Below are several things to be aware of if you are planning to pursue the AIP diet:
- Nutrient deficiencies: The AIP diet restricts certain food groups, so it's important to ensure adequate intake of key nutrients, such as calcium, vitamin D, and omega-3 fatty acids. Supplementation or careful food selection may be necessary.
- Social and practical considerations: Following the AIP diet may require additional planning, preparation, and adjustments in social situations. Support from healthcare professionals, dietitians, and a community of individuals following similar diets can be helpful.
- Disordered eating triggers: Eliminating certain types of food can be triggering to some people, especially those who have a history of disordered thoughts and behaviors around food. If this sounds like you, working with a Health At Every Size (HAES) or intuitive eating-informed dietitian or nutrition specialist who has training in working with patients with disordered eating is helpful and may even be necessary. Pollie’s registered dietitians and health coaches are HAES and intuitive eating-informed.
While the AIP diet may be beneficial for managing autoimmune diseases, it's important to remember that individual responses may vary and this diet may not be for everyone.

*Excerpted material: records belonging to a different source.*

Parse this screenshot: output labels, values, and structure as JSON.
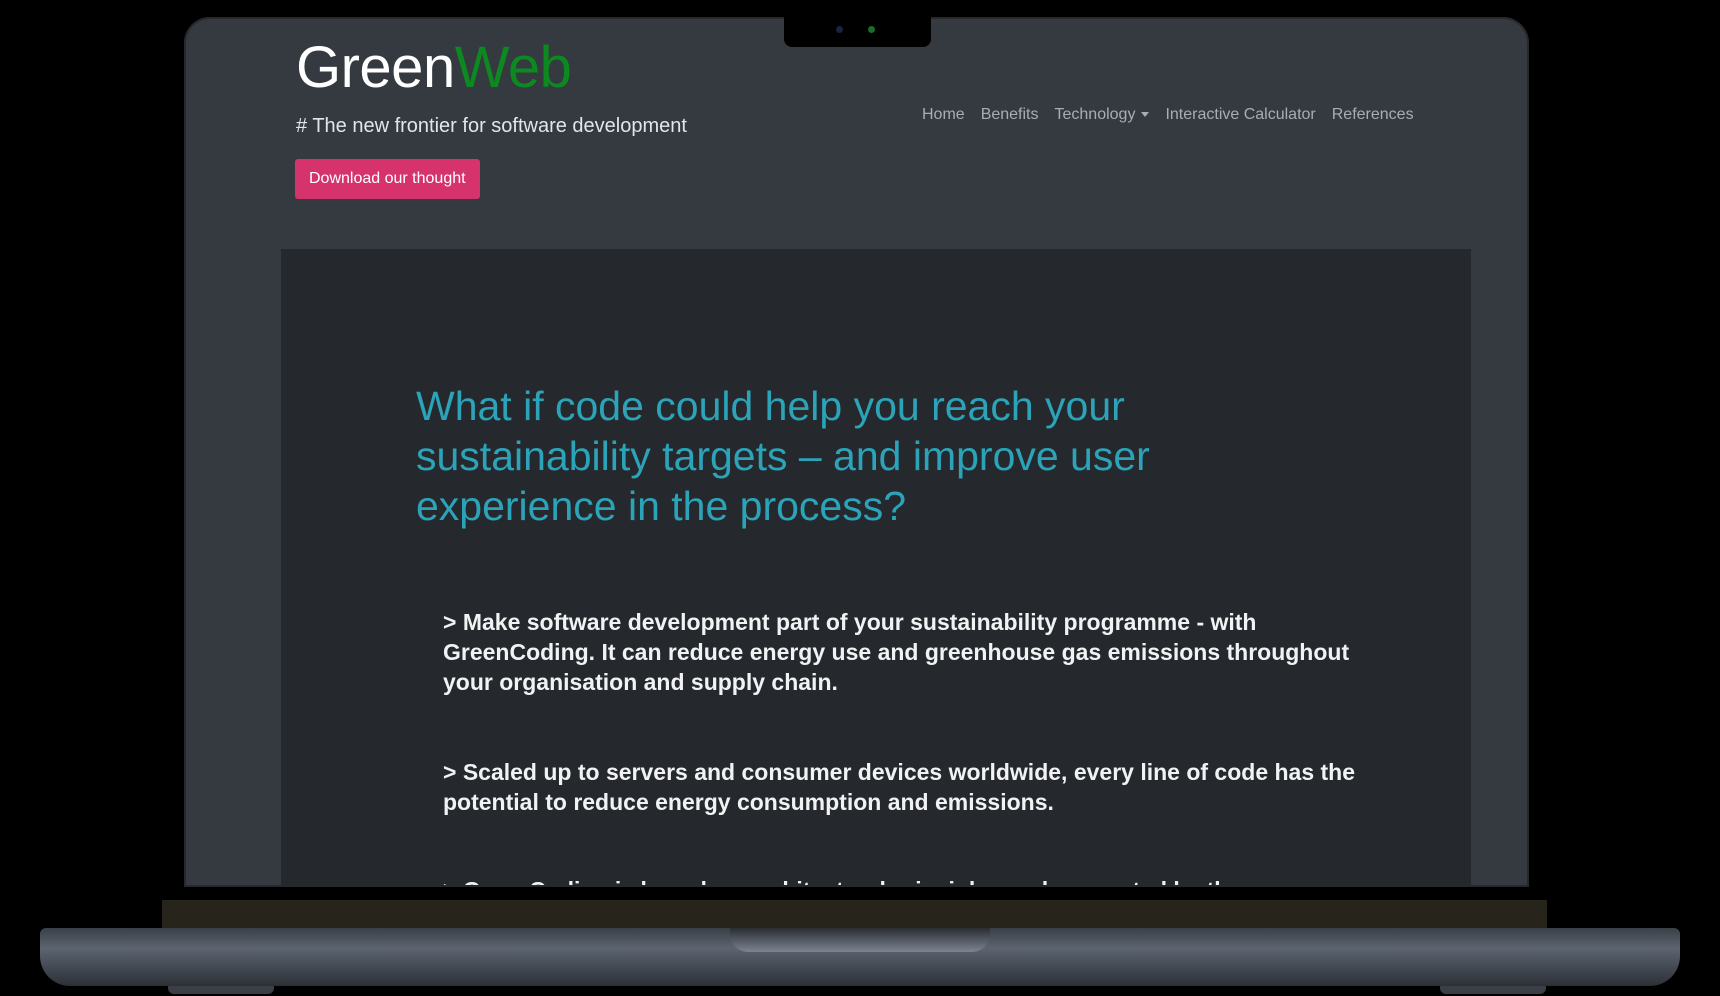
{
  "brand": {
    "part1": "Green",
    "part2": "Web",
    "accent_color": "#0d8a1f"
  },
  "hero": {
    "tagline": "# The new frontier for software development",
    "cta_label": "Download our thought",
    "cta_color": "#d6336c"
  },
  "nav": {
    "items": [
      {
        "label": "Home"
      },
      {
        "label": "Benefits"
      },
      {
        "label": "Technology",
        "has_dropdown": true
      },
      {
        "label": "Interactive Calculator"
      },
      {
        "label": "References"
      }
    ]
  },
  "content": {
    "headline": "What if code could help you reach your sustainability targets – and improve user experience in the process?",
    "headline_color": "#2ba3b8",
    "points": [
      "> Make software development part of your sustainability programme - with GreenCoding. It can reduce energy use and greenhouse gas emissions throughout your organisation and supply chain.",
      "> Scaled up to servers and consumer devices worldwide, every line of code has the potential to reduce energy consumption and emissions.",
      "> GreenCoding is based on architectural principles and supported by three"
    ]
  }
}
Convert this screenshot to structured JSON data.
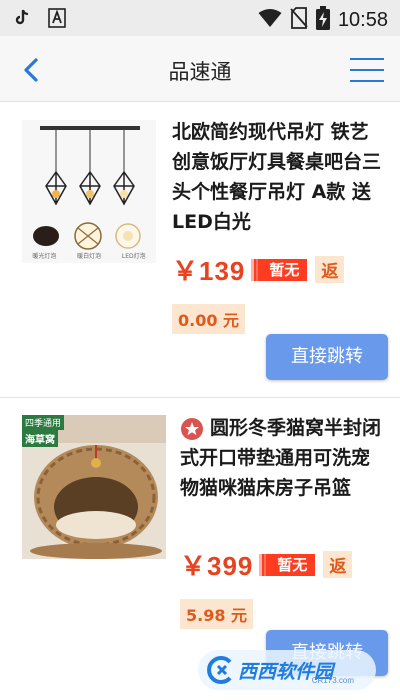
{
  "status_bar": {
    "time": "10:58",
    "icons": [
      "tiktok-icon",
      "font-a-icon",
      "wifi-icon",
      "no-sim-icon",
      "battery-charging-icon"
    ],
    "app_icon_letter": "A"
  },
  "app_bar": {
    "title": "品速通",
    "back_icon": "chevron-left-icon",
    "menu_icon": "hamburger-menu-icon",
    "accent_color": "#2b78d9"
  },
  "products": [
    {
      "title": "北欧简约现代吊灯 铁艺创意饭厅灯具餐桌吧台三头个性餐厅吊灯 A款 送LED白光",
      "price": "￥139",
      "tag": "暂无",
      "rebate_label": "返",
      "rebate_amount": "0.00 元",
      "button_label": "直接跳转",
      "thumb_captions": [
        "暖光灯泡",
        "暖白灯泡",
        "LED灯泡"
      ]
    },
    {
      "title": "圆形冬季猫窝半封闭式开口带垫通用可洗宠物猫咪猫床房子吊篮",
      "price": "￥399",
      "tag": "暂无",
      "rebate_label": "返",
      "rebate_amount": "5.98 元",
      "button_label": "直接跳转",
      "badge_icon": "star-badge-icon",
      "thumb_label_top": "四季通用",
      "thumb_label_bottom": "海草窝"
    }
  ],
  "watermark": {
    "text": "西西软件园",
    "sub": "CR173.com"
  },
  "colors": {
    "price": "#e8431f",
    "tag_bg": "#ff3b20",
    "rebate_bg": "#fde6cf",
    "button_bg": "#6899ea"
  }
}
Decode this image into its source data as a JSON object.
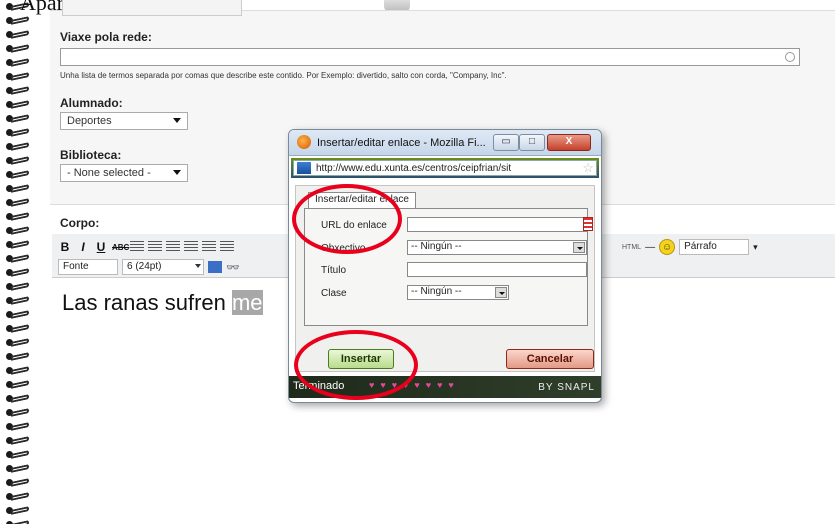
{
  "page": {
    "top_caption": "Aparecerá o seguinte:"
  },
  "form": {
    "partial_field": "",
    "viaxe_label": "Viaxe pola rede:",
    "viaxe_value": "",
    "viaxe_hint": "Unha lista de termos separada por comas que describe este contido. Por Exemplo: divertido, salto con corda, \"Company, Inc\".",
    "alumnado_label": "Alumnado:",
    "alumnado_value": "Deportes",
    "biblioteca_label": "Biblioteca:",
    "biblioteca_value": "- None selected -"
  },
  "editor": {
    "label": "Corpo:",
    "toolbar_row1": [
      "B",
      "I",
      "U",
      "ABC"
    ],
    "font_select": "Fonte",
    "size_select": "6 (24pt)",
    "html_label": "HTML",
    "dash": "—",
    "paragraph_select": "Párrafo",
    "content_text": "Las ranas sufren ",
    "content_selected": "me"
  },
  "popup": {
    "title": "Insertar/editar enlace - Mozilla Fi...",
    "url": "http://www.edu.xunta.es/centros/ceipfrian/sit",
    "tab_label": "Insertar/editar enlace",
    "url_field_label": "URL do enlace",
    "url_field_value": "",
    "target_label": "Obxectivo",
    "target_value": "-- Ningún --",
    "title_label": "Título",
    "title_value": "",
    "class_label": "Clase",
    "class_value": "-- Ningún --",
    "insert_button": "Insertar",
    "cancel_button": "Cancelar",
    "status_text": "Terminado",
    "status_brand": "BY SNAPL",
    "minimize": "▭",
    "maximize": "□",
    "close": "X"
  },
  "colors": {
    "highlight_ring": "#e8001c",
    "insert_button": "#b8dc8c",
    "cancel_button": "#e29a86"
  }
}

It's advisable to consult with a healthcare professional or registered dietitian before starting any dietary changes. Especially with a more structured way of eating like this, working with a specialist who has a background in helping patients cultivate a healthy and positive attitude toward using food as medicine is advised, and can make an experience that may seem rigid and limiting at first turn into something that is fulfilling and sustainable.
- Chandrasekaran A, Molparia B, Akhtar E, Wang X, Lewis JD, Chang JT, Oliveira G, Torkamani A, Konijeti GG. The Autoimmune Protocol Diet Modifies Intestinal RNA Expression in Inflammatory Bowel Disease. Crohns Colitis 360. 2019 Oct;1(3):otz016. doi: 10.1093/crocol/otz016. Epub 2019 Jul 12. PMID: 32309803; PMCID: PMC7147823. https://www.ncbi.nlm.nih.gov/pmc/articles/PMC7147823/.
- Abbott RD, Sadowski A, Alt AG. Efficacy of the Autoimmune Protocol Diet as Part of a Multi-disciplinary, Supported Lifestyle Intervention for Hashimoto's Thyroiditis. Cureus. 2019 Apr 27;11(4):e4556. doi: 10.7759/cureus.4556. PMID: 31275780; PMCID: PMC6592837. https://pubmed.ncbi.nlm.nih.gov/31275780/.
- Vadell AKE, Bärebring L, Hulander E, Gjertsson I, Lindqvist HM, Winkvist A. Anti-inflammatory Diet In Rheumatoid Arthritis (ADIRA)-a randomized, controlled crossover trial indicating effects on disease activity. Am J Clin Nutr. 2020 Jun 1;111(6):1203-1213. doi: 10.1093/ajcn/nqaa019. PMID: 32055820; PMCID: PMC7266686. https://pubmed.ncbi.nlm.nih.gov/32055820/.